    Just chiming in with horror at the American health care system.

    Australia’s Medicare (universal healthcare) system isn’t perfect, but if this situation happened to me tomorrow, I’d have no bills. I pay a small amount from my taxes each year in a Medicare levy. It’s great and I’m grateful for it. I wonder if this will become an election issue for Americans with Bernie Sanders being pro-Medicare.

    • Reply jj |

      As a Canadian with universal healthcare, I feel your horror. Just bonkers that people have to go through this. It will continue to be an election issue definitely.

  • Reply Cheryl |

    He was offered healthcare at a cost that was probably lower then buying it himself but he declined. Now he is expecting the hospital, doctors, and everyone else to give him a discount. He will pay more then if he paid for the insurance outright. You need to insist he is covered till August, you can’t really believe that a doctor’s visit will be all he might need.

  • Reply jj |

    I just realized he is 26. That’s old enough to be making decisions like this, kinda. But I can see why people think she should have made him get it – that’s parenting. At 26, I wasn’t covered for dental and prescription anymore, but my mom didn’t force me to get it – I have never had a job with additional coverage. Luckily I have not needed it, but now I am 31 going on 32, and for the first time I am considering it – after I paid almost $400 towards dental work this year (and that is with my dentist being generous).

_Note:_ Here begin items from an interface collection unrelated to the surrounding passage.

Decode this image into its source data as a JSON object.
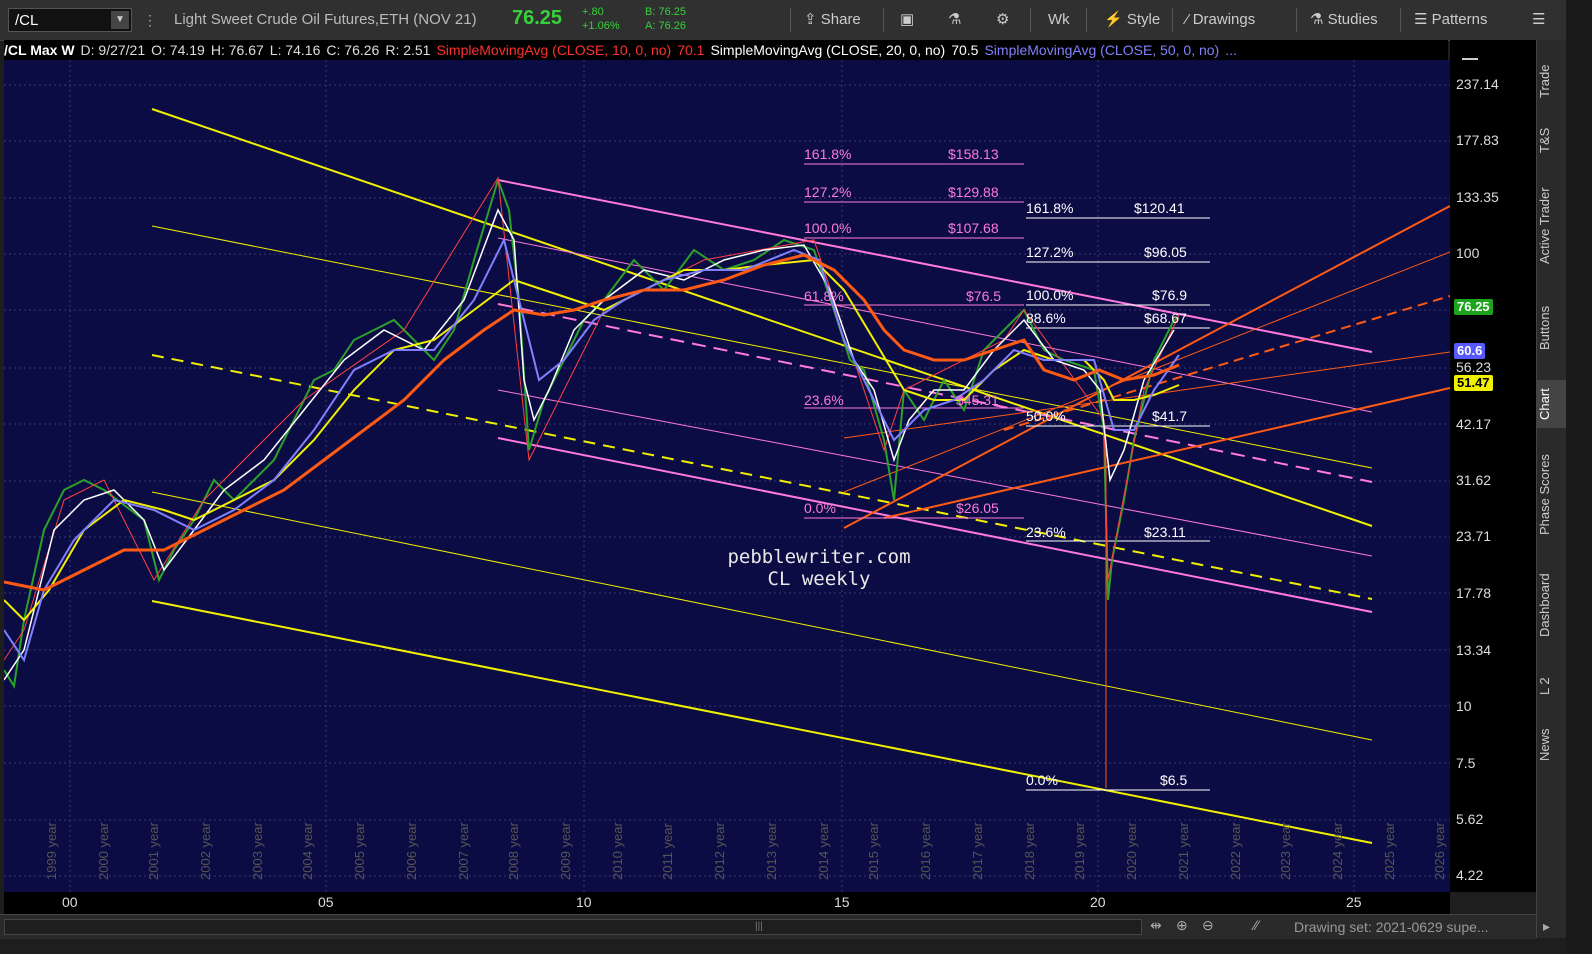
{
  "toolbar": {
    "symbol": "/CL",
    "description": "Light Sweet Crude Oil Futures,ETH (NOV 21)",
    "last": "76.25",
    "change": "+.80",
    "change_pct": "+1.06%",
    "bid": "B: 76.25",
    "ask": "A: 76.26",
    "share": "Share",
    "period": "Wk",
    "style": "Style",
    "drawings": "Drawings",
    "studies": "Studies",
    "patterns": "Patterns"
  },
  "header": {
    "symbol_period": "/CL Max W",
    "date": "D: 9/27/21",
    "open": "O: 74.19",
    "high": "H: 76.67",
    "low": "L: 74.16",
    "close": "C: 76.26",
    "range": "R: 2.51",
    "sma10": "SimpleMovingAvg (CLOSE, 10, 0, no)",
    "sma10_val": "70.1",
    "sma20": "SimpleMovingAvg (CLOSE, 20, 0, no)",
    "sma20_val": "70.5",
    "sma50": "SimpleMovingAvg (CLOSE, 50, 0, no)",
    "sma50_val": "...",
    "colors": {
      "sma10": "#ff3030",
      "sma20": "#ffffff",
      "sma50": "#8080ff"
    }
  },
  "price_axis": {
    "ticks": [
      "237.14",
      "177.83",
      "133.35",
      "100",
      "42.17",
      "31.62",
      "23.71",
      "17.78",
      "13.34",
      "10",
      "7.5",
      "5.62",
      "4.22"
    ],
    "tags": [
      {
        "label": "76.25",
        "color": "#1ea31e",
        "text": "#ffffff"
      },
      {
        "label": "60.6",
        "color": "#5858ff",
        "text": "#ffffff"
      },
      {
        "label": "56.23",
        "color": "transparent",
        "text": "#ddd"
      },
      {
        "label": "51.47",
        "color": "#f0f000",
        "text": "#000000"
      }
    ]
  },
  "time_axis": {
    "ticks": [
      "00",
      "05",
      "10",
      "15",
      "20",
      "25"
    ]
  },
  "year_labels": [
    "1999 year",
    "2000 year",
    "2001 year",
    "2002 year",
    "2003 year",
    "2004 year",
    "2005 year",
    "2006 year",
    "2007 year",
    "2008 year",
    "2009 year",
    "2010 year",
    "2011 year",
    "2012 year",
    "2013 year",
    "2014 year",
    "2015 year",
    "2016 year",
    "2017 year",
    "2018 year",
    "2019 year",
    "2020 year",
    "2021 year",
    "2022 year",
    "2023 year",
    "2024 year",
    "2025 year",
    "2026 year"
  ],
  "fib_magenta": [
    {
      "pct": "161.8%",
      "val": "$158.13"
    },
    {
      "pct": "127.2%",
      "val": "$129.88"
    },
    {
      "pct": "100.0%",
      "val": "$107.68"
    },
    {
      "pct": "61.8%",
      "val": "$76.5"
    },
    {
      "pct": "23.6%",
      "val": "$45.31"
    },
    {
      "pct": "0.0%",
      "val": "$26.05"
    }
  ],
  "fib_white": [
    {
      "pct": "161.8%",
      "val": "$120.41"
    },
    {
      "pct": "127.2%",
      "val": "$96.05"
    },
    {
      "pct": "100.0%",
      "val": "$76.9"
    },
    {
      "pct": "88.6%",
      "val": "$68.67"
    },
    {
      "pct": "50.0%",
      "val": "$41.7"
    },
    {
      "pct": "23.6%",
      "val": "$23.11"
    },
    {
      "pct": "0.0%",
      "val": "$6.5"
    }
  ],
  "watermark": {
    "line1": "pebblewriter.com",
    "line2": "CL weekly"
  },
  "bottom": {
    "drawing_set": "Drawing set: 2021-0629 supe..."
  },
  "side_tabs": [
    "Trade",
    "T&S",
    "Active Trader",
    "Buttons",
    "Chart",
    "Phase Scores",
    "Dashboard",
    "L 2",
    "News"
  ]
}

  • Reply Deb |

    I would recommend that your son start making phone calls as soon as the bills arrive in the mail. It would be in his benefit to contact the providers offices to make arrangements for payment plans. Your statement “I don’t want him to commit to multiple payment plans that will run the total payment too high for him” is ridiculous considering he chose not to obtain insurance through his employer.

    He choose not to obtain health insurance. He choose not to obtain any coverage for his health care. He went to the hospital to receive care that was needed for his health. He should be the responsible party to contact the providers offices to make the payment plans. If he has to make multiple payment plans so be it due to his choices.

    He can always work another job or pick up some extra shifts once he is cleared to go back to work with out limitations. This will be a good eye opening experience for him to learn how to make appropriate choices and how to manage a large amount of debt with what income he has. It may be difficult for you to watch him go through this but you are not responsible for his medical bills. If you choose to help him with payments then that is your decision but it would not be in his best interests since you have your own debts to manage.

So, what do you think ?